WHAT TO WORK ON
Everything in the entries except the pictures should be copied exactly.
>>>>
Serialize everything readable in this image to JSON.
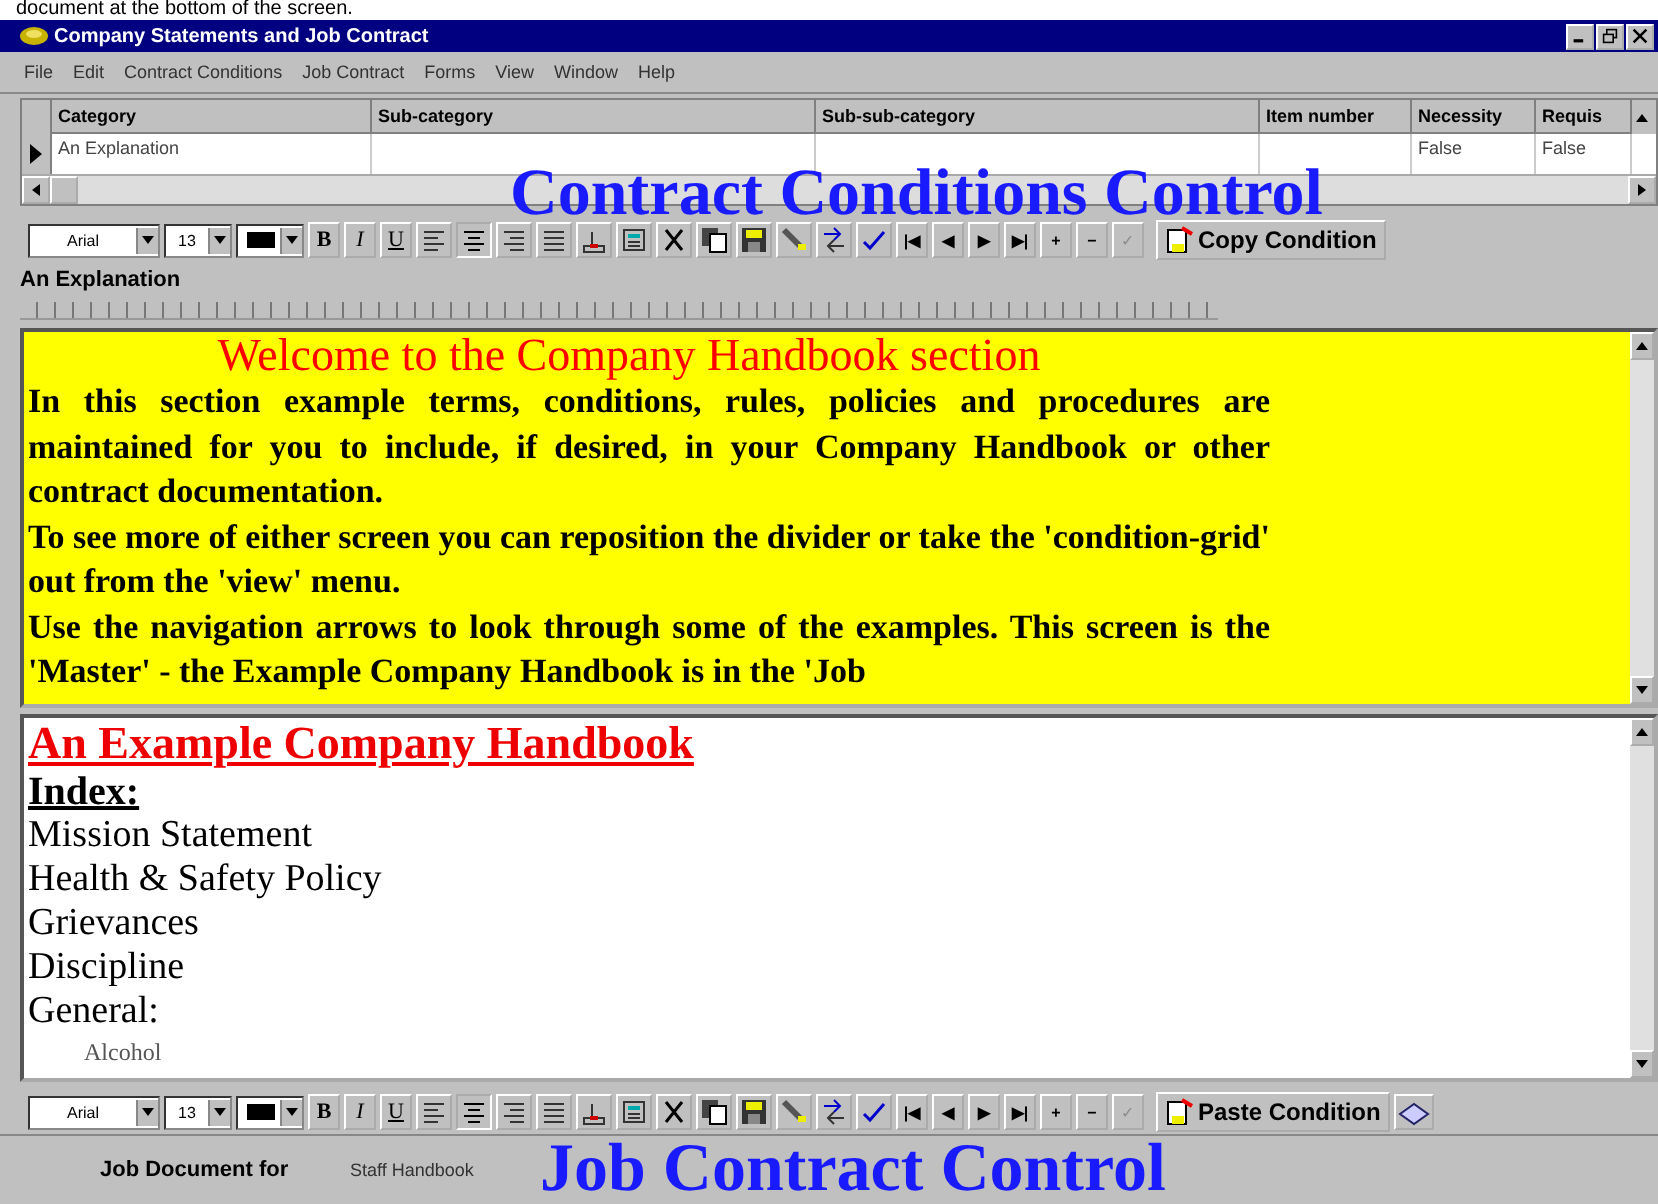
{
  "caption": "document at the bottom of the screen.",
  "window": {
    "title": "Company Statements and Job Contract"
  },
  "menu": [
    "File",
    "Edit",
    "Contract Conditions",
    "Job Contract",
    "Forms",
    "View",
    "Window",
    "Help"
  ],
  "grid": {
    "columns": [
      "Category",
      "Sub-category",
      "Sub-sub-category",
      "Item number",
      "Necessity",
      "Requis"
    ],
    "rows": [
      {
        "selected": true,
        "cells": [
          "An Explanation",
          "",
          "",
          "",
          "False",
          "False"
        ]
      }
    ],
    "banner": "Contract Conditions Control"
  },
  "toolbar_top": {
    "font": "Arial",
    "size": "13",
    "format": [
      "B",
      "I",
      "U"
    ],
    "nav": [
      {
        "label": "|◀",
        "disabled": false
      },
      {
        "label": "◀",
        "disabled": false
      },
      {
        "label": "▶",
        "disabled": false
      },
      {
        "label": "▶|",
        "disabled": false
      },
      {
        "label": "+",
        "disabled": false
      },
      {
        "label": "−",
        "disabled": false
      },
      {
        "label": "✓",
        "disabled": true
      }
    ],
    "action": "Copy Condition"
  },
  "section_label": "An Explanation",
  "explanation": {
    "title": "Welcome to the Company Handbook section",
    "paragraphs": [
      "In this section example terms, conditions, rules, policies and procedures are maintained for you to include, if desired, in your Company Handbook or other contract documentation.",
      "To see more of either screen you can reposition the divider or take the 'condition-grid' out from the 'view' menu.",
      "Use the navigation arrows to look through some of the examples. This screen is the 'Master' - the Example Company Handbook is in the 'Job"
    ]
  },
  "document": {
    "title": "An Example Company Handbook",
    "index_label": "Index:",
    "items": [
      "Mission Statement",
      "Health & Safety Policy",
      "Grievances",
      "Discipline",
      "General:"
    ],
    "subitems": [
      "Alcohol"
    ]
  },
  "toolbar_bottom": {
    "font": "Arial",
    "size": "13",
    "format": [
      "B",
      "I",
      "U"
    ],
    "nav": [
      {
        "label": "|◀",
        "disabled": false
      },
      {
        "label": "◀",
        "disabled": false
      },
      {
        "label": "▶",
        "disabled": false
      },
      {
        "label": "▶|",
        "disabled": false
      },
      {
        "label": "+",
        "disabled": false
      },
      {
        "label": "−",
        "disabled": false
      },
      {
        "label": "✓",
        "disabled": true
      }
    ],
    "action": "Paste Condition"
  },
  "footer": {
    "label": "Job Document for",
    "value": "Staff Handbook",
    "banner": "Job Contract Control"
  }
}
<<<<
SOLUTION TO THIS PROBLEM
Serialize everything readable in this image to JSON.
{
  "caption": "document at the bottom of the screen.",
  "window": {
    "title": "Company Statements and Job Contract"
  },
  "menu": [
    "File",
    "Edit",
    "Contract Conditions",
    "Job Contract",
    "Forms",
    "View",
    "Window",
    "Help"
  ],
  "grid": {
    "columns": [
      "Category",
      "Sub-category",
      "Sub-sub-category",
      "Item number",
      "Necessity",
      "Requis"
    ],
    "rows": [
      {
        "selected": true,
        "cells": [
          "An Explanation",
          "",
          "",
          "",
          "False",
          "False"
        ]
      }
    ],
    "banner": "Contract Conditions Control"
  },
  "toolbar_top": {
    "font": "Arial",
    "size": "13",
    "format": [
      "B",
      "I",
      "U"
    ],
    "nav": [
      {
        "label": "|◀",
        "disabled": false
      },
      {
        "label": "◀",
        "disabled": false
      },
      {
        "label": "▶",
        "disabled": false
      },
      {
        "label": "▶|",
        "disabled": false
      },
      {
        "label": "+",
        "disabled": false
      },
      {
        "label": "−",
        "disabled": false
      },
      {
        "label": "✓",
        "disabled": true
      }
    ],
    "action": "Copy Condition"
  },
  "section_label": "An Explanation",
  "explanation": {
    "title": "Welcome to the Company Handbook section",
    "paragraphs": [
      "In this section example terms, conditions, rules, policies and procedures are maintained for you to include, if desired, in your Company Handbook or other contract documentation.",
      "To see more of either screen you can reposition the divider or take the 'condition-grid' out from the 'view' menu.",
      "Use the navigation arrows to look through some of the examples. This screen is the 'Master' - the Example Company Handbook is in the 'Job"
    ]
  },
  "document": {
    "title": "An Example Company Handbook",
    "index_label": "Index:",
    "items": [
      "Mission Statement",
      "Health & Safety Policy",
      "Grievances",
      "Discipline",
      "General:"
    ],
    "subitems": [
      "Alcohol"
    ]
  },
  "toolbar_bottom": {
    "font": "Arial",
    "size": "13",
    "format": [
      "B",
      "I",
      "U"
    ],
    "nav": [
      {
        "label": "|◀",
        "disabled": false
      },
      {
        "label": "◀",
        "disabled": false
      },
      {
        "label": "▶",
        "disabled": false
      },
      {
        "label": "▶|",
        "disabled": false
      },
      {
        "label": "+",
        "disabled": false
      },
      {
        "label": "−",
        "disabled": false
      },
      {
        "label": "✓",
        "disabled": true
      }
    ],
    "action": "Paste Condition"
  },
  "footer": {
    "label": "Job Document for",
    "value": "Staff Handbook",
    "banner": "Job Contract Control"
  }
}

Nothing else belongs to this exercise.